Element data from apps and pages
┌────────

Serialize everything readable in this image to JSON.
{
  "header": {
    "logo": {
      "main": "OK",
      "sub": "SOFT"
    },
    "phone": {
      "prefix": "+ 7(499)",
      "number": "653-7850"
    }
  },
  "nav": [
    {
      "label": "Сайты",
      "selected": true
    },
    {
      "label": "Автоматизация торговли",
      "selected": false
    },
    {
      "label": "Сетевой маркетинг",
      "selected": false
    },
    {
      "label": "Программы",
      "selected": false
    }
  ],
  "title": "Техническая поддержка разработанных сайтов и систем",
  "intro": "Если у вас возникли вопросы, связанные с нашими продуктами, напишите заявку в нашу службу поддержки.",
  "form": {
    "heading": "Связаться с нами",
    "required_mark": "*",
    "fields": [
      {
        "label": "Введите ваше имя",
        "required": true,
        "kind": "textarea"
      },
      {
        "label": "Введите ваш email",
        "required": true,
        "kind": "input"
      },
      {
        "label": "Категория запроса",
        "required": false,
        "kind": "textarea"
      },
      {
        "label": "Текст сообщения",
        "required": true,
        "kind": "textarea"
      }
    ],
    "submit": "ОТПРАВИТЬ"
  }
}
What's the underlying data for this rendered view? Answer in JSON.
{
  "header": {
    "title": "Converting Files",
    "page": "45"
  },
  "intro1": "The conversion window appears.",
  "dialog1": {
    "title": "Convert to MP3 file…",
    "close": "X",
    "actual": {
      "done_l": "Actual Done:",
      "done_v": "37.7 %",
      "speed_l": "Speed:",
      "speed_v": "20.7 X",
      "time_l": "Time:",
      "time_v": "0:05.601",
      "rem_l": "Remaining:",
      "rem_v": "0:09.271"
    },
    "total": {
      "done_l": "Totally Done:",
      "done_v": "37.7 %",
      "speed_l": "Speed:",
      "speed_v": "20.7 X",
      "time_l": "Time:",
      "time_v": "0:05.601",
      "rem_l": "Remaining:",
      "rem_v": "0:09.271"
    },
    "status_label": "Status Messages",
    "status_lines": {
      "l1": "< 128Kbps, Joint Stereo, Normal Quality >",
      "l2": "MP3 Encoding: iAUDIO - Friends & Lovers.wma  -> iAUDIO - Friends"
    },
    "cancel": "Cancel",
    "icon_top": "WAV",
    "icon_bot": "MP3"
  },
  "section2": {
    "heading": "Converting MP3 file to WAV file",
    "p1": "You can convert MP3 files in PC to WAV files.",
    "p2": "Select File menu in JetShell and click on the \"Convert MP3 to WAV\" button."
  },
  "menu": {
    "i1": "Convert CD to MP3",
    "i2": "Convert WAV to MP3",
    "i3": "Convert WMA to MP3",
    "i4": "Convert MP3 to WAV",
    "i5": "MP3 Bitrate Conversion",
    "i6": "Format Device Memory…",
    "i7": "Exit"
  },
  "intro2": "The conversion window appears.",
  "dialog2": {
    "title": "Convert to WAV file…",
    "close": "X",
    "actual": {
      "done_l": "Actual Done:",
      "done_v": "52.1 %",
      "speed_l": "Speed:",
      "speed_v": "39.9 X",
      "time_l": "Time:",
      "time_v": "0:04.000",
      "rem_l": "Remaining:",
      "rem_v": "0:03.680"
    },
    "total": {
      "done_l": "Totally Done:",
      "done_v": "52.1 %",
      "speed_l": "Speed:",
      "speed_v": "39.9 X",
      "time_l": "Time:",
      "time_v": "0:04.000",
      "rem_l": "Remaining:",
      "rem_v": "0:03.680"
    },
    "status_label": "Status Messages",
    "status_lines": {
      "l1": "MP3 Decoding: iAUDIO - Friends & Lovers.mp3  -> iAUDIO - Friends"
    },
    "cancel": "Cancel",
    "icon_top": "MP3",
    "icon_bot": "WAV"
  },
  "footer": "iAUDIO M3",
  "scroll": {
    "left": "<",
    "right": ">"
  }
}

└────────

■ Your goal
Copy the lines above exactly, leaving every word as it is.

■ Response to this exercise
Serialize everything readable in this image to JSON.
{
  "header": {
    "logo": {
      "main": "OK",
      "sub": "SOFT"
    },
    "phone": {
      "prefix": "+ 7(499)",
      "number": "653-7850"
    }
  },
  "nav": [
    {
      "label": "Сайты",
      "selected": true
    },
    {
      "label": "Автоматизация торговли",
      "selected": false
    },
    {
      "label": "Сетевой маркетинг",
      "selected": false
    },
    {
      "label": "Программы",
      "selected": false
    }
  ],
  "title": "Техническая поддержка разработанных сайтов и систем",
  "intro": "Если у вас возникли вопросы, связанные с нашими продуктами, напишите заявку в нашу службу поддержки.",
  "form": {
    "heading": "Связаться с нами",
    "required_mark": "*",
    "fields": [
      {
        "label": "Введите ваше имя",
        "required": true,
        "kind": "textarea"
      },
      {
        "label": "Введите ваш email",
        "required": true,
        "kind": "input"
      },
      {
        "label": "Категория запроса",
        "required": false,
        "kind": "textarea"
      },
      {
        "label": "Текст сообщения",
        "required": true,
        "kind": "textarea"
      }
    ],
    "submit": "ОТПРАВИТЬ"
  }
}
What's the underlying data for this rendered view? Answer in JSON.
{
  "header": {
    "title": "Converting Files",
    "page": "45"
  },
  "intro1": "The conversion window appears.",
  "dialog1": {
    "title": "Convert to MP3 file…",
    "close": "X",
    "actual": {
      "done_l": "Actual Done:",
      "done_v": "37.7 %",
      "speed_l": "Speed:",
      "speed_v": "20.7 X",
      "time_l": "Time:",
      "time_v": "0:05.601",
      "rem_l": "Remaining:",
      "rem_v": "0:09.271"
    },
    "total": {
      "done_l": "Totally Done:",
      "done_v": "37.7 %",
      "speed_l": "Speed:",
      "speed_v": "20.7 X",
      "time_l": "Time:",
      "time_v": "0:05.601",
      "rem_l": "Remaining:",
      "rem_v": "0:09.271"
    },
    "status_label": "Status Messages",
    "status_lines": {
      "l1": "< 128Kbps, Joint Stereo, Normal Quality >",
      "l2": "MP3 Encoding: iAUDIO - Friends & Lovers.wma  -> iAUDIO - Friends"
    },
    "cancel": "Cancel",
    "icon_top": "WAV",
    "icon_bot": "MP3"
  },
  "section2": {
    "heading": "Converting MP3 file to WAV file",
    "p1": "You can convert MP3 files in PC to WAV files.",
    "p2": "Select File menu in JetShell and click on the \"Convert MP3 to WAV\" button."
  },
  "menu": {
    "i1": "Convert CD to MP3",
    "i2": "Convert WAV to MP3",
    "i3": "Convert WMA to MP3",
    "i4": "Convert MP3 to WAV",
    "i5": "MP3 Bitrate Conversion",
    "i6": "Format Device Memory…",
    "i7": "Exit"
  },
  "intro2": "The conversion window appears.",
  "dialog2": {
    "title": "Convert to WAV file…",
    "close": "X",
    "actual": {
      "done_l": "Actual Done:",
      "done_v": "52.1 %",
      "speed_l": "Speed:",
      "speed_v": "39.9 X",
      "time_l": "Time:",
      "time_v": "0:04.000",
      "rem_l": "Remaining:",
      "rem_v": "0:03.680"
    },
    "total": {
      "done_l": "Totally Done:",
      "done_v": "52.1 %",
      "speed_l": "Speed:",
      "speed_v": "39.9 X",
      "time_l": "Time:",
      "time_v": "0:04.000",
      "rem_l": "Remaining:",
      "rem_v": "0:03.680"
    },
    "status_label": "Status Messages",
    "status_lines": {
      "l1": "MP3 Decoding: iAUDIO - Friends & Lovers.mp3  -> iAUDIO - Friends"
    },
    "cancel": "Cancel",
    "icon_top": "MP3",
    "icon_bot": "WAV"
  },
  "footer": "iAUDIO M3",
  "scroll": {
    "left": "<",
    "right": ">"
  }
}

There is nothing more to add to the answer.